SAWA can boast many success stories. Since arriving on the island, many refugees have gained new SQA skills and qualifications. The town is now home to ‘Helmis Café’ which serves up Syrian delicacies and a Syrian barber shop. Ukrainian artist Volodymyr Duriskyi is creating new work on the island. Hugh concluded that these positive stories “show that hope is not unfounded”, but can be seen everywhere in Scotland where local communities embrace newcomers.
SAWA held a food and art event on the first day of the festival. You can find out more about it here.
Friends of Scottish Settlers (FOSS), Falkirk

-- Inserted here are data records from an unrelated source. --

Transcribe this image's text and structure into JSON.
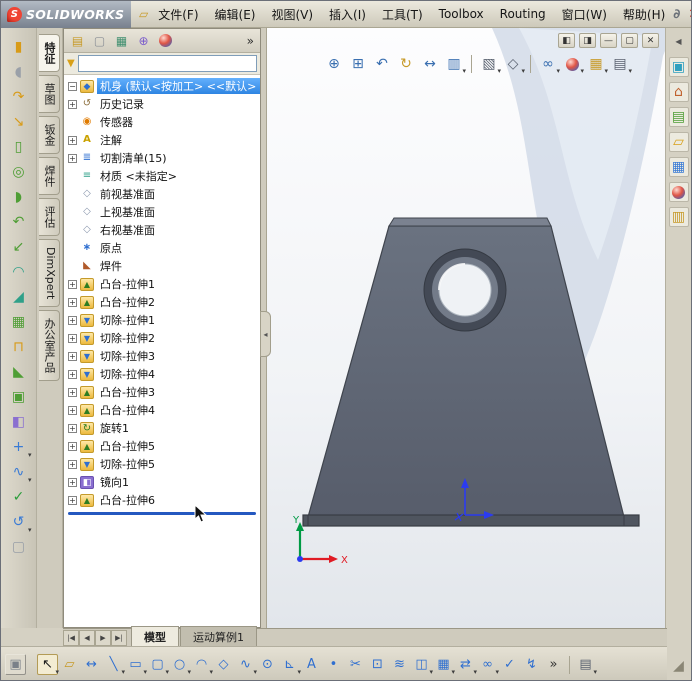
{
  "titlebar": {
    "brand_mark": "S",
    "brand": "SOLIDWORKS",
    "doc_icon_glyph": "▱",
    "menus": [
      "文件(F)",
      "编辑(E)",
      "视图(V)",
      "插入(I)",
      "工具(T)",
      "Toolbox",
      "Routing",
      "窗口(W)",
      "帮助(H)"
    ],
    "app_icon_glyph": "∂",
    "close_glyph": "✕"
  },
  "doc_controls": [
    {
      "name": "window-left-icon",
      "glyph": "◧"
    },
    {
      "name": "window-right-icon",
      "glyph": "◨"
    },
    {
      "name": "minimize-doc-icon",
      "glyph": "—"
    },
    {
      "name": "restore-doc-icon",
      "glyph": "▢"
    },
    {
      "name": "close-doc-icon",
      "glyph": "✕"
    }
  ],
  "manager_tabs": [
    {
      "name": "featuremanager-tab-icon",
      "glyph": "▤",
      "color": "#c79a28"
    },
    {
      "name": "propertymanager-tab-icon",
      "glyph": "▢",
      "color": "#8a8f96"
    },
    {
      "name": "configurationmanager-tab-icon",
      "glyph": "▦",
      "color": "#3f8f6f"
    },
    {
      "name": "dimxpertmanager-tab-icon",
      "glyph": "⊕",
      "color": "#7b5ccc"
    },
    {
      "name": "displaymanager-tab-icon",
      "glyph": "●",
      "cls": "ball"
    }
  ],
  "panel": {
    "overflow": "»",
    "filter_value": "",
    "filter_icon_glyph": "▼",
    "splitter_glyph": "◂"
  },
  "side_tabs": [
    "特征",
    "草图",
    "钣金",
    "焊件",
    "评估",
    "DimXpert",
    "办公室产品"
  ],
  "feature_tree": {
    "root": "机身 (默认<按加工> <<默认>",
    "items": [
      {
        "label": "历史记录",
        "icon": "history-icon",
        "expandable": true
      },
      {
        "label": "传感器",
        "icon": "sensors-icon",
        "expandable": false
      },
      {
        "label": "注解",
        "icon": "annotations-icon",
        "expandable": true
      },
      {
        "label": "切割清单(15)",
        "icon": "cutlist-icon",
        "expandable": true
      },
      {
        "label": "材质 <未指定>",
        "icon": "material-icon",
        "expandable": false
      },
      {
        "label": "前视基准面",
        "icon": "plane-icon",
        "expandable": false
      },
      {
        "label": "上视基准面",
        "icon": "plane-icon",
        "expandable": false
      },
      {
        "label": "右视基准面",
        "icon": "plane-icon",
        "expandable": false
      },
      {
        "label": "原点",
        "icon": "origin-icon",
        "expandable": false
      },
      {
        "label": "焊件",
        "icon": "weldment-icon",
        "expandable": false
      },
      {
        "label": "凸台-拉伸1",
        "icon": "boss-extrude-icon",
        "expandable": true
      },
      {
        "label": "凸台-拉伸2",
        "icon": "boss-extrude-icon",
        "expandable": true
      },
      {
        "label": "切除-拉伸1",
        "icon": "cut-extrude-icon",
        "expandable": true
      },
      {
        "label": "切除-拉伸2",
        "icon": "cut-extrude-icon",
        "expandable": true
      },
      {
        "label": "切除-拉伸3",
        "icon": "cut-extrude-icon",
        "expandable": true
      },
      {
        "label": "切除-拉伸4",
        "icon": "cut-extrude-icon",
        "expandable": true
      },
      {
        "label": "凸台-拉伸3",
        "icon": "boss-extrude-icon",
        "expandable": true
      },
      {
        "label": "凸台-拉伸4",
        "icon": "boss-extrude-icon",
        "expandable": true
      },
      {
        "label": "旋转1",
        "icon": "revolve-icon",
        "expandable": true
      },
      {
        "label": "凸台-拉伸5",
        "icon": "boss-extrude-icon",
        "expandable": true
      },
      {
        "label": "切除-拉伸5",
        "icon": "cut-extrude-icon",
        "expandable": true
      },
      {
        "label": "镜向1",
        "icon": "mirror-icon",
        "expandable": true
      },
      {
        "label": "凸台-拉伸6",
        "icon": "boss-extrude-icon",
        "expandable": true
      }
    ]
  },
  "left_toolbar": [
    {
      "name": "extruded-boss-icon",
      "glyph": "▮",
      "color": "#d89b18"
    },
    {
      "name": "revolved-boss-icon",
      "glyph": "◖",
      "color": "#9aa0a8"
    },
    {
      "name": "swept-boss-icon",
      "glyph": "↷",
      "color": "#d89b18"
    },
    {
      "name": "lofted-boss-icon",
      "glyph": "↘",
      "color": "#d89b18"
    },
    {
      "name": "extruded-cut-icon",
      "glyph": "▯",
      "color": "#4f9e35"
    },
    {
      "name": "hole-wizard-icon",
      "glyph": "◎",
      "color": "#4f9e35"
    },
    {
      "name": "revolved-cut-icon",
      "glyph": "◗",
      "color": "#4f9e35"
    },
    {
      "name": "swept-cut-icon",
      "glyph": "↶",
      "color": "#4f9e35"
    },
    {
      "name": "lofted-cut-icon",
      "glyph": "↙",
      "color": "#4f9e35"
    },
    {
      "name": "fillet-icon",
      "glyph": "◠",
      "color": "#2fa089"
    },
    {
      "name": "chamfer-icon",
      "glyph": "◢",
      "color": "#2fa089"
    },
    {
      "name": "linear-pattern-icon",
      "glyph": "▦",
      "color": "#4f9e35"
    },
    {
      "name": "rib-icon",
      "glyph": "⊓",
      "color": "#d89b18"
    },
    {
      "name": "draft-icon",
      "glyph": "◣",
      "color": "#4f9e35"
    },
    {
      "name": "shell-icon",
      "glyph": "▣",
      "color": "#4f9e35"
    },
    {
      "name": "mirror-feature-icon",
      "glyph": "◧",
      "color": "#8a6fd0"
    },
    {
      "name": "reference-geometry-icon",
      "glyph": "+",
      "color": "#3a7bd5",
      "dd": true
    },
    {
      "name": "curves-icon",
      "glyph": "∿",
      "color": "#3a7bd5",
      "dd": true
    },
    {
      "name": "instant3d-icon",
      "glyph": "✓",
      "color": "#2a9d3a"
    },
    {
      "name": "helix-icon",
      "glyph": "↺",
      "color": "#3a7bd5",
      "dd": true
    },
    {
      "name": "surface-icon",
      "glyph": "▢",
      "color": "#9aa0a8"
    }
  ],
  "view_toolbar": [
    {
      "name": "zoom-to-fit-icon",
      "glyph": "⊕",
      "color": "#3a6fb0"
    },
    {
      "name": "zoom-to-area-icon",
      "glyph": "⊞",
      "color": "#3a6fb0"
    },
    {
      "name": "previous-view-icon",
      "glyph": "↶",
      "color": "#3a6fb0"
    },
    {
      "name": "rotate-view-icon",
      "glyph": "↻",
      "color": "#c79a28"
    },
    {
      "name": "pan-icon",
      "glyph": "↔",
      "color": "#3a6fb0"
    },
    {
      "name": "section-view-icon",
      "glyph": "▥",
      "color": "#3a6fb0",
      "dd": true
    },
    {
      "sep": true
    },
    {
      "name": "view-orientation-icon",
      "glyph": "▧",
      "color": "#5a6270",
      "dd": true
    },
    {
      "name": "display-style-icon",
      "glyph": "◇",
      "color": "#5a6270",
      "dd": true
    },
    {
      "sep": true
    },
    {
      "name": "hide-show-items-icon",
      "glyph": "∞",
      "color": "#3a6fb0",
      "dd": true
    },
    {
      "name": "edit-appearance-icon",
      "glyph": "●",
      "cls": "ball",
      "dd": true
    },
    {
      "name": "apply-scene-icon",
      "glyph": "▦",
      "color": "#c79a28",
      "dd": true
    },
    {
      "name": "view-settings-icon",
      "glyph": "▤",
      "color": "#5a6270",
      "dd": true
    }
  ],
  "task_pane": [
    {
      "name": "collapse-task-pane-icon",
      "glyph": "◀",
      "color": "#555555",
      "cls": "flat"
    },
    {
      "name": "solidworks-resources-icon",
      "glyph": "▣",
      "color": "#2f9fbf"
    },
    {
      "name": "home-icon",
      "glyph": "⌂",
      "color": "#c0622f"
    },
    {
      "name": "design-library-icon",
      "glyph": "▤",
      "color": "#4f9e35"
    },
    {
      "name": "file-explorer-icon",
      "glyph": "▱",
      "color": "#d8a018"
    },
    {
      "name": "view-palette-icon",
      "glyph": "▦",
      "color": "#3a7bd5"
    },
    {
      "name": "appearances-icon",
      "glyph": "●",
      "cls": "ball"
    },
    {
      "name": "custom-properties-icon",
      "glyph": "▥",
      "color": "#c79a28"
    },
    {
      "name": "resize-grip-icon",
      "glyph": "◢",
      "color": "#8a8675",
      "cls": "footer"
    }
  ],
  "viewport": {
    "triad": {
      "x_label": "X",
      "y_label": "Y"
    }
  },
  "tab_scroll": [
    "|◀",
    "◀",
    "▶",
    "▶|"
  ],
  "bottom_tabs": [
    {
      "label": "模型",
      "active": true
    },
    {
      "label": "运动算例1",
      "active": false
    }
  ],
  "bottom_toolbar": [
    {
      "name": "reference-box-icon",
      "glyph": "▣",
      "color": "#7a8089",
      "cls": "corner"
    },
    {
      "name": "select-arrow-icon",
      "glyph": "↖",
      "color": "#1a1a1a",
      "cls": "pressed",
      "dd": true
    },
    {
      "name": "sketch-icon",
      "glyph": "▱",
      "color": "#c79a28"
    },
    {
      "name": "smart-dimension-icon",
      "glyph": "↔",
      "color": "#2f6fd0"
    },
    {
      "name": "line-icon",
      "glyph": "╲",
      "color": "#2f6fd0",
      "dd": true
    },
    {
      "name": "rectangle-icon",
      "glyph": "▭",
      "color": "#2f6fd0",
      "dd": true
    },
    {
      "name": "slot-icon",
      "glyph": "▢",
      "color": "#2f6fd0",
      "dd": true
    },
    {
      "name": "circle-icon",
      "glyph": "○",
      "color": "#2f6fd0",
      "dd": true
    },
    {
      "name": "arc-icon",
      "glyph": "◠",
      "color": "#2f6fd0",
      "dd": true
    },
    {
      "name": "polygon-icon",
      "glyph": "◇",
      "color": "#2f6fd0"
    },
    {
      "name": "spline-icon",
      "glyph": "∿",
      "color": "#2f6fd0",
      "dd": true
    },
    {
      "name": "ellipse-icon",
      "glyph": "⊙",
      "color": "#2f6fd0"
    },
    {
      "name": "sketch-fillet-icon",
      "glyph": "⊾",
      "color": "#2f6fd0",
      "dd": true
    },
    {
      "name": "text-icon",
      "glyph": "A",
      "color": "#2f6fd0"
    },
    {
      "name": "point-icon",
      "glyph": "•",
      "color": "#2f6fd0"
    },
    {
      "name": "trim-entities-icon",
      "glyph": "✂",
      "color": "#2f6fd0"
    },
    {
      "name": "convert-entities-icon",
      "glyph": "⊡",
      "color": "#2f6fd0"
    },
    {
      "name": "offset-entities-icon",
      "glyph": "≋",
      "color": "#2f6fd0"
    },
    {
      "name": "mirror-entities-icon",
      "glyph": "◫",
      "color": "#2f6fd0",
      "dd": true
    },
    {
      "name": "linear-sketch-pattern-icon",
      "glyph": "▦",
      "color": "#2f6fd0",
      "dd": true
    },
    {
      "name": "move-entities-icon",
      "glyph": "⇄",
      "color": "#2f6fd0",
      "dd": true
    },
    {
      "name": "display-relations-icon",
      "glyph": "∞",
      "color": "#2f6fd0",
      "dd": true
    },
    {
      "name": "repair-sketch-icon",
      "glyph": "✓",
      "color": "#2f6fd0"
    },
    {
      "name": "rapid-sketch-icon",
      "glyph": "↯",
      "color": "#2f6fd0"
    },
    {
      "name": "toolbar-overflow-icon",
      "glyph": "»",
      "color": "#333333",
      "cls": "chev"
    },
    {
      "sep": true
    },
    {
      "name": "options-icon",
      "glyph": "▤",
      "color": "#5a6270",
      "dd": true
    }
  ]
}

Doro Richter, explains that Friends of Scottish Settlers was initially formed by CVS Falkirk in 2016, as a befriending service to support Syrians who had been resettled in Falkirk. FOSS has since expanded to work with various community groups in the area and became a registered charity in 2020.
Today, FOSS provides community and referral services which “enable[s] newcomers to the Falkirk district to stand on their own two feet” and know the people and services available to them. The organisation is built on the foundational values of integrity, respect, solidarity, empowerment, and welcome.

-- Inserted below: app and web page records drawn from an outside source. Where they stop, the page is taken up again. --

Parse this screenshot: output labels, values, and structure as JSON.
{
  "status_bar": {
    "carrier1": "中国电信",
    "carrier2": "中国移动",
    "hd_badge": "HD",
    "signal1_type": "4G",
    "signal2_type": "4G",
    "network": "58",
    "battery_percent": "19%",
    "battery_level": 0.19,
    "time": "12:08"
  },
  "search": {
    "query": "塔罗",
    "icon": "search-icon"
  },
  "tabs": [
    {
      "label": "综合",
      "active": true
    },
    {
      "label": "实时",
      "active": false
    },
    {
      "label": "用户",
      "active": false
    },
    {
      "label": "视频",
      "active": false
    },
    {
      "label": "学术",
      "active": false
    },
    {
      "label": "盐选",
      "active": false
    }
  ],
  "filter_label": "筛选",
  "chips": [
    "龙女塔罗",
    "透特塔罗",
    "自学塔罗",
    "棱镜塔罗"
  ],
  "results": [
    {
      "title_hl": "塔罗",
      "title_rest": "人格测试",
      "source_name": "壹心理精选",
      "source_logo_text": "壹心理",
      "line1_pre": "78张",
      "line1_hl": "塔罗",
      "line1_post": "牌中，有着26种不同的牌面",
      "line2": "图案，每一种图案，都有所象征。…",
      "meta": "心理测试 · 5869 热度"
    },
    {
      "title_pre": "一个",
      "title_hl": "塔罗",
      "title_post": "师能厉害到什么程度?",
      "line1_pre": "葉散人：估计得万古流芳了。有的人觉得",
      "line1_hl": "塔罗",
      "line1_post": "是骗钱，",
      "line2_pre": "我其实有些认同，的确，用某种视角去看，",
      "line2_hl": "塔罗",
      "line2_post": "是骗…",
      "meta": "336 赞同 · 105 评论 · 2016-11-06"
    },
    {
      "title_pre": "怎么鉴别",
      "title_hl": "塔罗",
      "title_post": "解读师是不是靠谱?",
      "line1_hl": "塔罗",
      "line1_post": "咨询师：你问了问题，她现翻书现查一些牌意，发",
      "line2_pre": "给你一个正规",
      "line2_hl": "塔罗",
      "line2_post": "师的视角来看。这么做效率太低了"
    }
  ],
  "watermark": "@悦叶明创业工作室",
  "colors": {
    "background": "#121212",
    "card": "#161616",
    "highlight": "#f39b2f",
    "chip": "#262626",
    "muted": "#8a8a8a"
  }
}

Although Falkirk is relatively close to major cities such as Edinburgh and Glasgow, the town can feel remote for refugees and asylum seekers who have limited access to travel. Therefore, FOSS is focussed on making the local area as welcoming and integrated as possible. It aims to promote a “Falkirk District that is multicultural, multilingual, and welcoming.” FOSS works primarily with resettled families, including newly arrived Ukrainians, and people going through the asylum process who are housed in a hotel. But its services to anyone new to Falkirk and seeking community.
The organisation is acutely aware that its services are made more necessary by governmental and legislative failures. Project Manager, Emma Kapusniak explains, “we are absolutely filling gaps that shouldn’t be there when it comes to the asylum system, which is structured in a way that it is both costly and inhumane.”
Negative, misleading rhetoric from the Home Office and mainstream media not only makes that work harder, but also makes peoples’ lives more painful. But despite these frustrations, FOSS remains optimistic. Manager, Dr Sarah Stewart said: “I am made hopeful by seeing what joy people find in each other and how we all seem to find it in ourselves to try and try again.”
FOSS held a Refugee Festival Arts and ESOL afternoon on Saturday 17 June. Find out more about their event here.
ESOL and EAL Class, Rosshall Academy, Glasgow
Stephanie McKenna is a teacher at Rosshall Academy, a secondary school on the Southside of Glasgow. Around 15% of students at the school have lived experience of the refugee and asylum system and speak English as an additional language.
Stephanie explained that the school has a unique opportunity to welcome and integrate the next generation of New Scots, and their families, into their community.
Language skills are essential for helping people integrate into their new communities but ESOL classes can be difficult for people to access. Although Rosshall Academy already runs an ESOL class for parents, in partnership with Glasgow Clyde College, those with young families who need support with childcare can find it difficult to attend.
As part of Refugee Festival Scotland, the school decided to pilot a new ‘Family Learning’ ESOL classes project. Childcare was provided by senior pupils from ESOL and EAL classes and students from Glasgow Kelvin College. The event took place on World Refugee Day with support from Glasgow Life. You can find out more here.
Overall, the school finds a great deal of hope that families and pupils “will feel a sense of integration as New Scots and feel welcomed into the country.”
The festival is made possible thanks to grassroots groups and organisations across Scotland that hold events and activities for people in their communities.
Refugee Festival Scotland 2023 runs from 16 – 25 June. Check out what’s on where you are.